WHAT THE EXERCISE ASKS: Below are records. Find each line in them that holds the word "icon" and copy it.

GIVEN RECORDS:
==*==

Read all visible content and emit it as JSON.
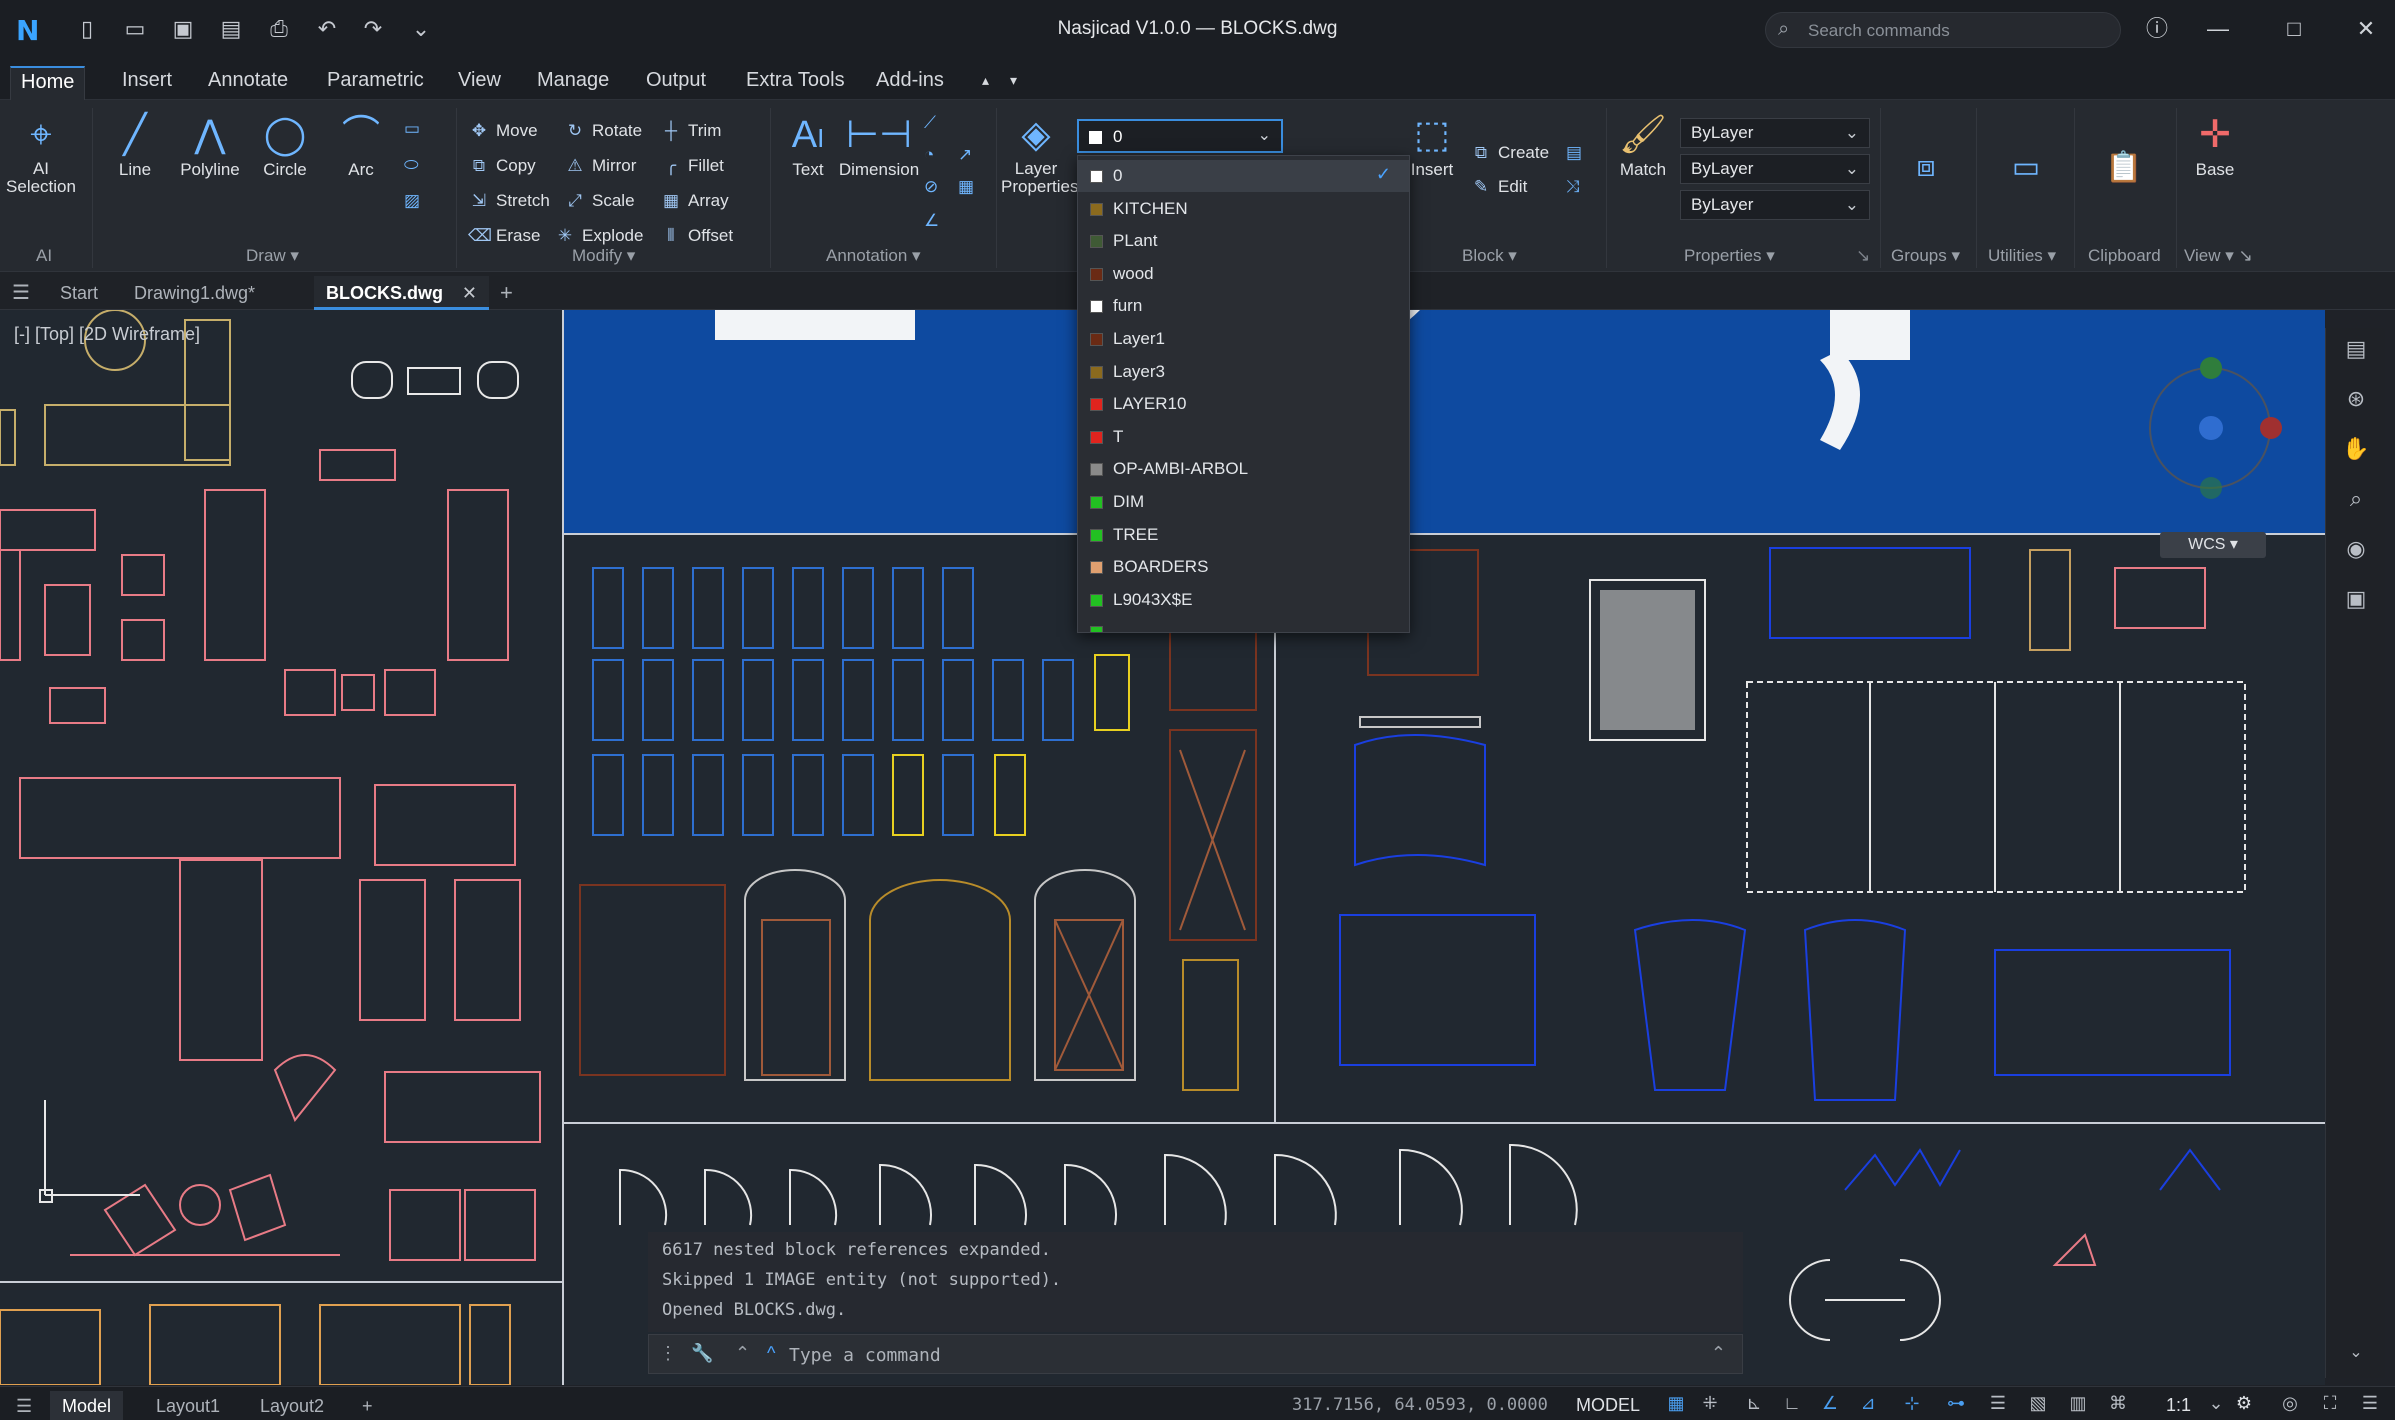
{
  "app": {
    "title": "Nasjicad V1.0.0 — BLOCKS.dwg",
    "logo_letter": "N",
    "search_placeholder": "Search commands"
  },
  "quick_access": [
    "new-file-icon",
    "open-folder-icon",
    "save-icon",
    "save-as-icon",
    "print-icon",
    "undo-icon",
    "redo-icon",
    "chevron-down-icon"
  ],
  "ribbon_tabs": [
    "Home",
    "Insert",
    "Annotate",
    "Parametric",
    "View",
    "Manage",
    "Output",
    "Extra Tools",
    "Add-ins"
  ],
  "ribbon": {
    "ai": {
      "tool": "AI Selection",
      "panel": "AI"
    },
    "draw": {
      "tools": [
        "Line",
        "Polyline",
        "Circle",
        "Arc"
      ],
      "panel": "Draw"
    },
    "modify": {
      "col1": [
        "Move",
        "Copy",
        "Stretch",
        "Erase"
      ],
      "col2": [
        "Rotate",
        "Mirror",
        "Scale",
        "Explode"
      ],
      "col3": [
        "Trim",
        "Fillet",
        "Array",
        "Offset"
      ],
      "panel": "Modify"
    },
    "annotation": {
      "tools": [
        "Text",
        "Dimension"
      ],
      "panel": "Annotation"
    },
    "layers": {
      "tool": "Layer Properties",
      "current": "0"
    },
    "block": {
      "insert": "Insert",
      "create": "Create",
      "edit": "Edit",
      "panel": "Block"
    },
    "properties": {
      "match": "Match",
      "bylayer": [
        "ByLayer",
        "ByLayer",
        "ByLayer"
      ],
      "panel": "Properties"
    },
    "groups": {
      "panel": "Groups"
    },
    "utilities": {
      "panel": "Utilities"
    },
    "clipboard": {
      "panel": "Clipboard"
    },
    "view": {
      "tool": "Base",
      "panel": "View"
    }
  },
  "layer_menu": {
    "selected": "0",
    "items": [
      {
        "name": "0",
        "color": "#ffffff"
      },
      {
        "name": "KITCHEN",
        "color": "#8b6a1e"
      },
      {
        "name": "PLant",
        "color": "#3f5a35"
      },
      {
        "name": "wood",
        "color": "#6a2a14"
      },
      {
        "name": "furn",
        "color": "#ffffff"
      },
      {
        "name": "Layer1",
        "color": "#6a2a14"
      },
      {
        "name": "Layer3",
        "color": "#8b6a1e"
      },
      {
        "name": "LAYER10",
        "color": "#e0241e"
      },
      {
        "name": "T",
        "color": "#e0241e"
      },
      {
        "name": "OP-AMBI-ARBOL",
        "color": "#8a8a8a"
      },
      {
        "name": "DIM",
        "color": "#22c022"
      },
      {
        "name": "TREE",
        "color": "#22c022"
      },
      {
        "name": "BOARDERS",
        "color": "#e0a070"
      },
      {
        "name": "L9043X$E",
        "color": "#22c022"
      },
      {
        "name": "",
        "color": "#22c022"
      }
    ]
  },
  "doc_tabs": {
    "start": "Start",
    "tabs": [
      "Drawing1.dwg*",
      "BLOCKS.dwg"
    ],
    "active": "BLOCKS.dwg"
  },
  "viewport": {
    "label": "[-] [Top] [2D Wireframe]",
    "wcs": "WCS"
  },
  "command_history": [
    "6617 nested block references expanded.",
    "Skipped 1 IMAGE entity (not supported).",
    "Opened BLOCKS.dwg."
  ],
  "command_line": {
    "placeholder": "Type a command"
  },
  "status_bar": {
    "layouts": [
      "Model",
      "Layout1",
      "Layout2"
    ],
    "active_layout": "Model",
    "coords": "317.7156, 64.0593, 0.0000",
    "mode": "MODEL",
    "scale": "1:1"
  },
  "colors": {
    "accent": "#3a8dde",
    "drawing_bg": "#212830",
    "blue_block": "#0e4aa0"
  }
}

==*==

RESPONSE:
    "new-file-icon",
    "open-folder-icon",
    "save-icon",
    "save-as-icon",
    "print-icon",
    "undo-icon",
    "redo-icon",
    "chevron-down-icon"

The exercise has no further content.